German mosques - German unity

The "Day of Open Mosques" has taken place since 1997 on the Day of German Unity – Germany's national holiday. The date was deliberately chosen to express Muslims' connection to the German people and how they consider themselves part of German Unity, the Central Council of Muslims explains. About 100,000 visitors are expected – here, some are seen standing in front of Berlin's Sehitlik Mosque.

Open house at Germany's mosques

Mosques for all

On this day, Muslim communities want to give visitors an understanding of Islam, so where better than an actual mosque? Far more than just places for prayer, mosques also serve as gathering points for creating community and social interaction. The word "mosque" derives from the Arabic word "majid," which means "place for prostration in prayer."

Open house at Germany's mosques

Rituals and rules

Part of getting to know Islam is becoming familiar with its rituals and rules. One initial ritual before entering the mosque involves removing one's shoes before entering the prayer room. There is a focus on cleanliness and purification: before each prayer, Muslims carry out a ritual ablution. Because worshipers touch the prayer rug with their foreheads, the carpets must always be clean too.

Open house at Germany's mosques

Architecture and history

Most mosques offer guided tours, as seen above with this mosque in Hürth near Cologne. Here, visitors can get a picture of Islamic architecture, history and day-to-day life in a mosque, and hence understand more about how Islamic communities in Germany gather and build community.

Open house at Germany's mosques

Sharing spirit

The Merkez mosque in Duisburg, opened in 2008, is the largest mosque in Germany. Integration work is one of the focal points for Duisburg's Muslim community. Besides guided tours through the mosque, visitors get the chance to attend noon and afternoon prayers. Afterwards, visitors are invited for a cup of tea.

Open house at Germany's mosques

Sharing salah

Experiencing an Islamic prayer is one point of the agenda for the October 3 event. But the actual area for prayers is off-limits for visitors. As can be seen in the Sehitlik mosque here, visitors listen to prayers from a grandstand. The word for prayer in Arabic is "salah" or "salat," which literally means "connection to God."

Open house at Germany's mosques

Misbaha and rosary

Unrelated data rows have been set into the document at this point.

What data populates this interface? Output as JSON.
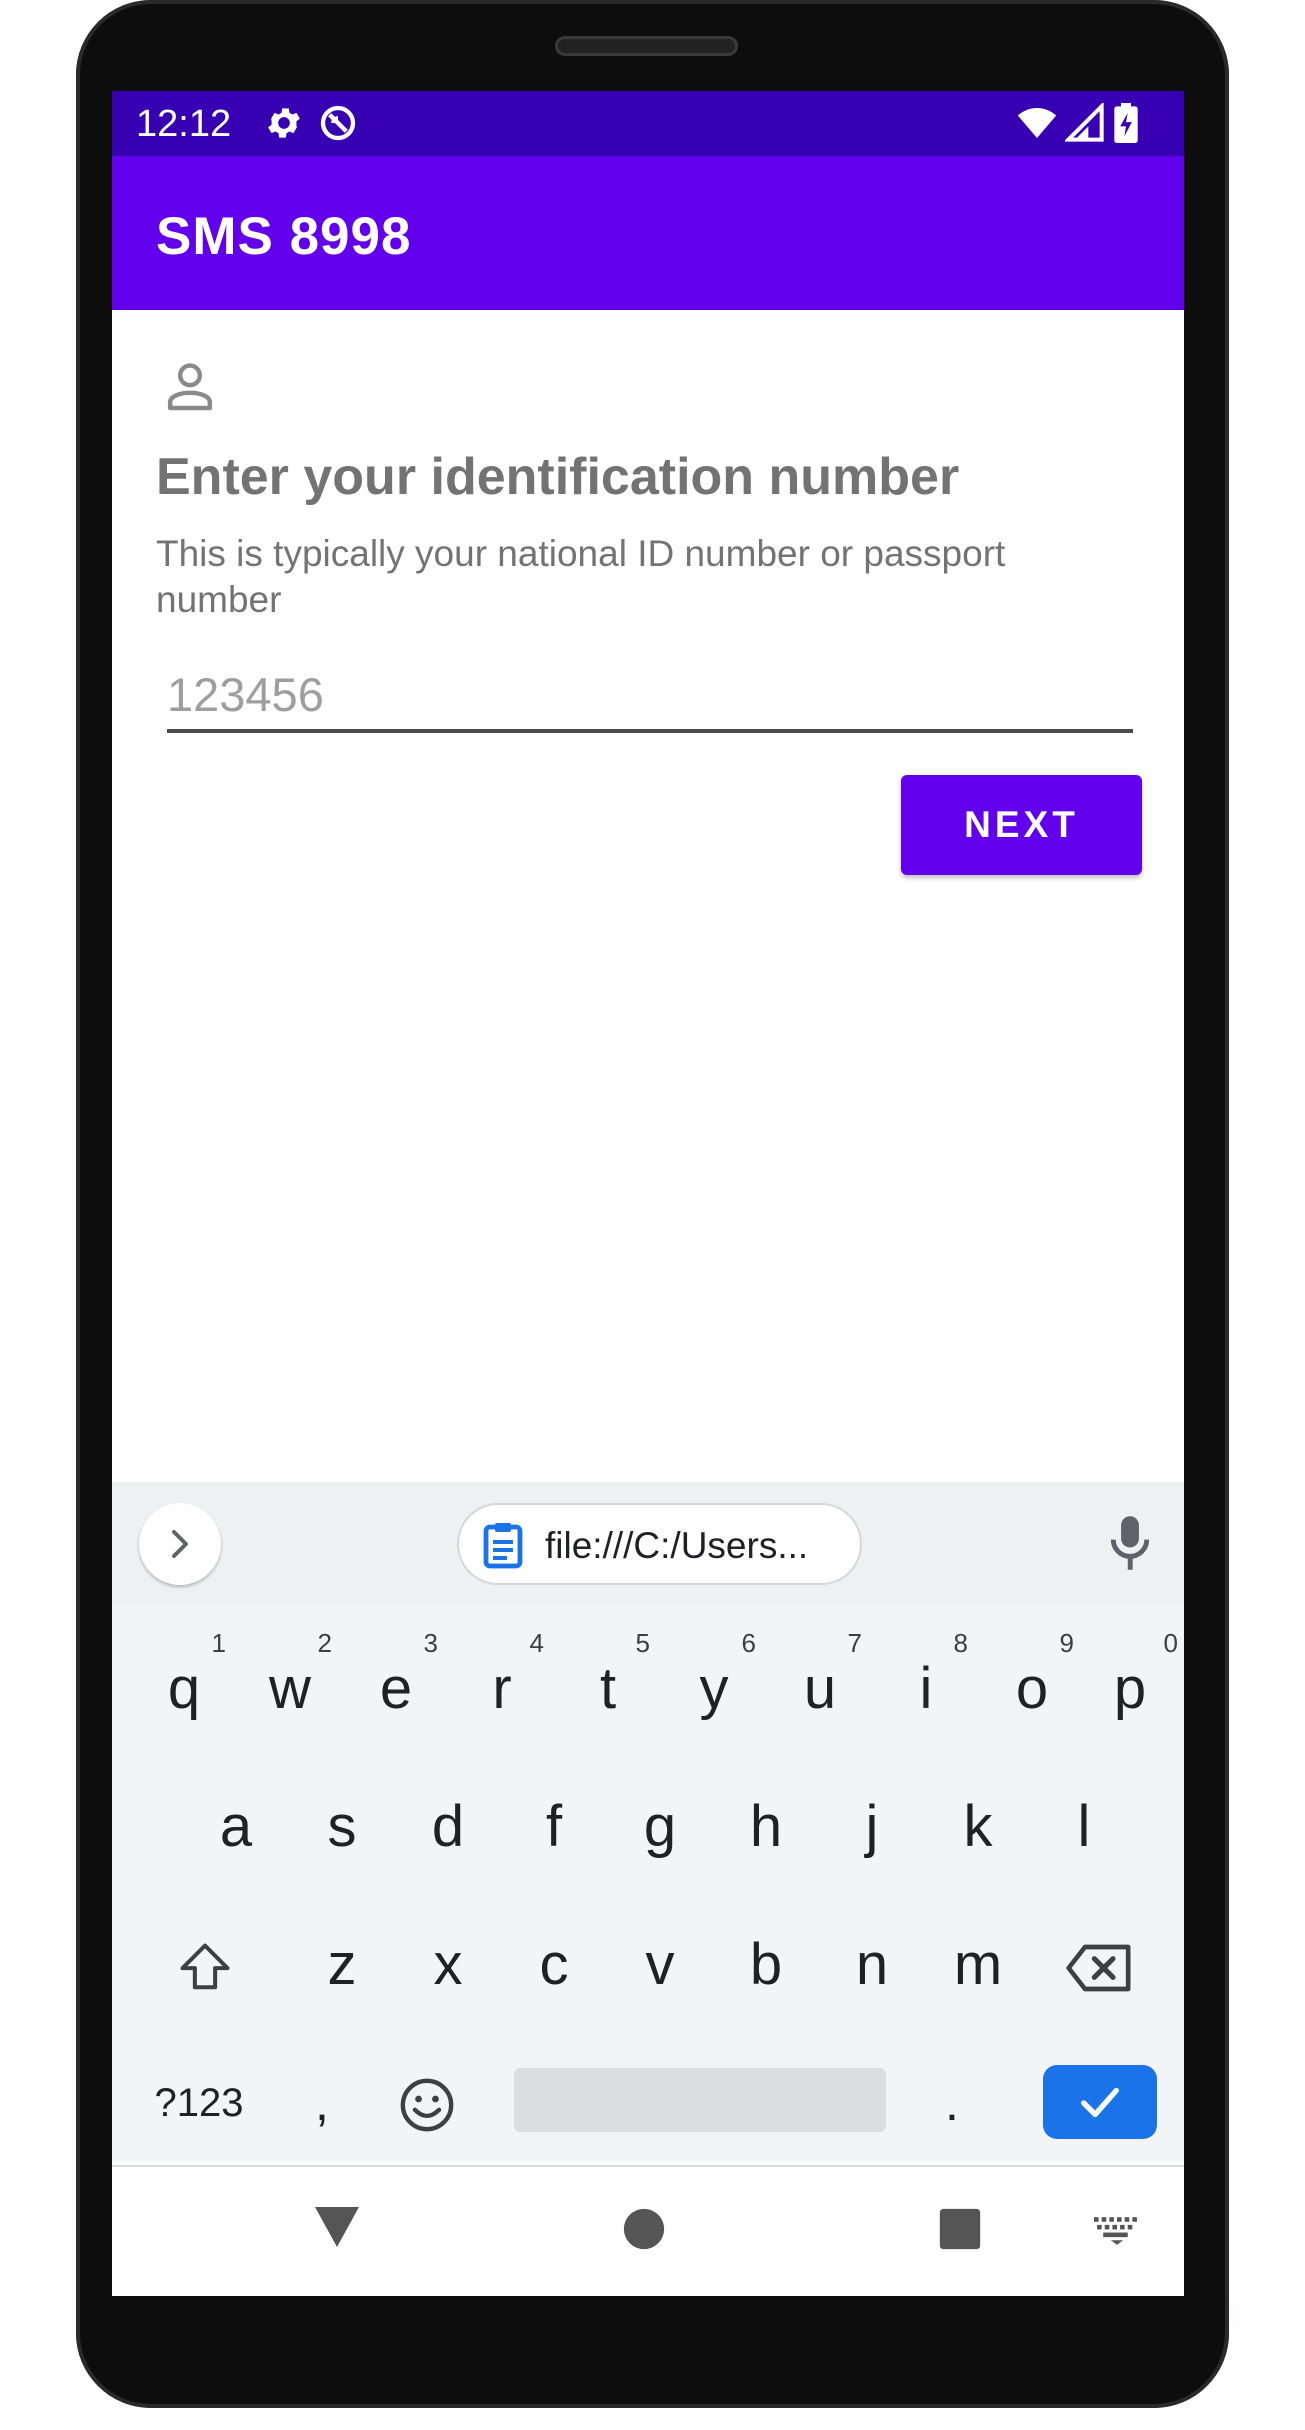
{
  "status_bar": {
    "time": "12:12"
  },
  "app_bar": {
    "title": "SMS 8998"
  },
  "form": {
    "heading": "Enter your identification number",
    "subtext": "This is typically your national ID number or passport number",
    "input_value": "",
    "input_placeholder": "123456",
    "next_label": "NEXT"
  },
  "keyboard": {
    "clipboard_text": "file:///C:/Users...",
    "row1": [
      "q",
      "w",
      "e",
      "r",
      "t",
      "y",
      "u",
      "i",
      "o",
      "p"
    ],
    "row1_hints": [
      "1",
      "2",
      "3",
      "4",
      "5",
      "6",
      "7",
      "8",
      "9",
      "0"
    ],
    "row2": [
      "a",
      "s",
      "d",
      "f",
      "g",
      "h",
      "j",
      "k",
      "l"
    ],
    "row3": [
      "z",
      "x",
      "c",
      "v",
      "b",
      "n",
      "m"
    ],
    "symbols_label": "?123",
    "comma": ",",
    "period": "."
  },
  "colors": {
    "status_bar": "#3700b3",
    "app_bar": "#6200ee",
    "accent": "#6200ee",
    "enter_key": "#1a73e8"
  },
  "icons": [
    "settings-icon",
    "sync-icon",
    "wifi-icon",
    "signal-icon",
    "battery-icon",
    "person-icon",
    "chevron-right-icon",
    "clipboard-icon",
    "microphone-icon",
    "shift-icon",
    "backspace-icon",
    "emoji-icon",
    "check-icon",
    "back-triangle-icon",
    "home-circle-icon",
    "recents-square-icon",
    "keyboard-icon"
  ]
}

This boy was given a chain with prayer beads during the Day of Open Mosques at the Frankfurt. The faithful move the beads through their fingers to repeat prayers and chants, just as is done in Christendom and Buddhism. This chain, consisting of at least 33 beads, is called "tasbih" or "misbaha" in Islam. The beads prove to be useful when reciting Allah's 99 names.

Open house at Germany's mosques

Intercultural dialogue

Mosques in Germany open their doors for cultural understanding on other occasions, too. For instance, during the German Catholic Convention, Catholic nuns take part in guided tours, as seen here in the Yavuz Sultan Selim Mosque in Mannheim. Such occasions offer an opportunity for Catholicism and Islam to cultivate a close relationship.

Open house at Germany's mosques

Breaking down prejudices

Mosques in Dresden invite visitors to cultural exchange as well. The Al-Mostafa mosque has already published a schedule of events: there will be lectures held by the imam about Islam, the Prophet Muhammad and the Koran, as well as conversation hours to share refreshments, learn and discuss. In a city where the Islamophobic PEGIDA group made headlines, this offering is especially important.